■ **What the task requires**: Out of all the lines below, count those with the word "space". Give the number only.
:: Entries supplied ::
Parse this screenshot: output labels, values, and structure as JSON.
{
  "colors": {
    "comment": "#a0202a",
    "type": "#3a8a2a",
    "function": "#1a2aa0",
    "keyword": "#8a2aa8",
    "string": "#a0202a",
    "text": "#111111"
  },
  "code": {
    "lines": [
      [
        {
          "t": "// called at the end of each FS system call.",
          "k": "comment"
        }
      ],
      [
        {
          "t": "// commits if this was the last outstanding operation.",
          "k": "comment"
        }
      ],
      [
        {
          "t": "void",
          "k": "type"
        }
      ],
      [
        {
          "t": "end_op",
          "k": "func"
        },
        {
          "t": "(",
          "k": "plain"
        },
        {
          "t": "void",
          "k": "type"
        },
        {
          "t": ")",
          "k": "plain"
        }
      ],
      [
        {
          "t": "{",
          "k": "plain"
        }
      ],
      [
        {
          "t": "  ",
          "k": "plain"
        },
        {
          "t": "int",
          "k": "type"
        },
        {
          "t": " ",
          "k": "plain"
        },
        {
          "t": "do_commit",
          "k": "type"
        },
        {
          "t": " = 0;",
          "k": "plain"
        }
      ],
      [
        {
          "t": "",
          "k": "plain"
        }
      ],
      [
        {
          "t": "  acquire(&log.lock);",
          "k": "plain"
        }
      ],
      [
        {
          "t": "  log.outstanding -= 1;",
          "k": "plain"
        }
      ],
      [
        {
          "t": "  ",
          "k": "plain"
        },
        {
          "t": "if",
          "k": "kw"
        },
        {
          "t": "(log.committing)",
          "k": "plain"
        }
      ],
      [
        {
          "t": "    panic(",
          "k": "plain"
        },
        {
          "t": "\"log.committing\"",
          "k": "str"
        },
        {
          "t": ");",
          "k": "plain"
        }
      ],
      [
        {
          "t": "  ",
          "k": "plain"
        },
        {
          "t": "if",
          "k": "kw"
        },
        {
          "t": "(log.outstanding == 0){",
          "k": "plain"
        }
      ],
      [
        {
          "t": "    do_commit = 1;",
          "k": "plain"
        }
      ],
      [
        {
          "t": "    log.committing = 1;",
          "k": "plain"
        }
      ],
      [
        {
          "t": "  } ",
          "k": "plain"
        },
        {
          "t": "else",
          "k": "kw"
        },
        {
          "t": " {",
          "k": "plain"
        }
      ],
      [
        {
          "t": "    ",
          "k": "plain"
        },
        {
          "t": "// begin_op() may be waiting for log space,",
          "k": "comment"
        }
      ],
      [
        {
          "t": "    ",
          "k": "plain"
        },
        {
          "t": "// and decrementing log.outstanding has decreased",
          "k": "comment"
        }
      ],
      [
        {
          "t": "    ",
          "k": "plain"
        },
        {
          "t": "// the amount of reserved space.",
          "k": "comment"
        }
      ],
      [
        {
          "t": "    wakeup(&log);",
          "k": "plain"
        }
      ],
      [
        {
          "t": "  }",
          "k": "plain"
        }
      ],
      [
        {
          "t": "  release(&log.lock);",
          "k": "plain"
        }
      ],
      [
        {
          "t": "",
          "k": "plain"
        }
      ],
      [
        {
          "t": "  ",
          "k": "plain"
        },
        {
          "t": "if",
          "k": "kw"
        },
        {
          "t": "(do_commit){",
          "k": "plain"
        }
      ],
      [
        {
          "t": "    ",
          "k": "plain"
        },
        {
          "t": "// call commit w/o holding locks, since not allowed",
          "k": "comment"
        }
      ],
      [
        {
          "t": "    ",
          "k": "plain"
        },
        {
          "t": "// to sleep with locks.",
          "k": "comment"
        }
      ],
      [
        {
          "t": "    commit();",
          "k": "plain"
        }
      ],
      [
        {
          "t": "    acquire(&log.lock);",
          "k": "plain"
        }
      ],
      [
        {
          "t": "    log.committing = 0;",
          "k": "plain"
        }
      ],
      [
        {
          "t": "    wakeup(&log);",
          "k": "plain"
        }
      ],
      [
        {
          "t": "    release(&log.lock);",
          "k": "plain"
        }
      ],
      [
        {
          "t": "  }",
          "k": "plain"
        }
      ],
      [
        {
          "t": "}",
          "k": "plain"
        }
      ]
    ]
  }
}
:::
■ **Response to this exercise**: 2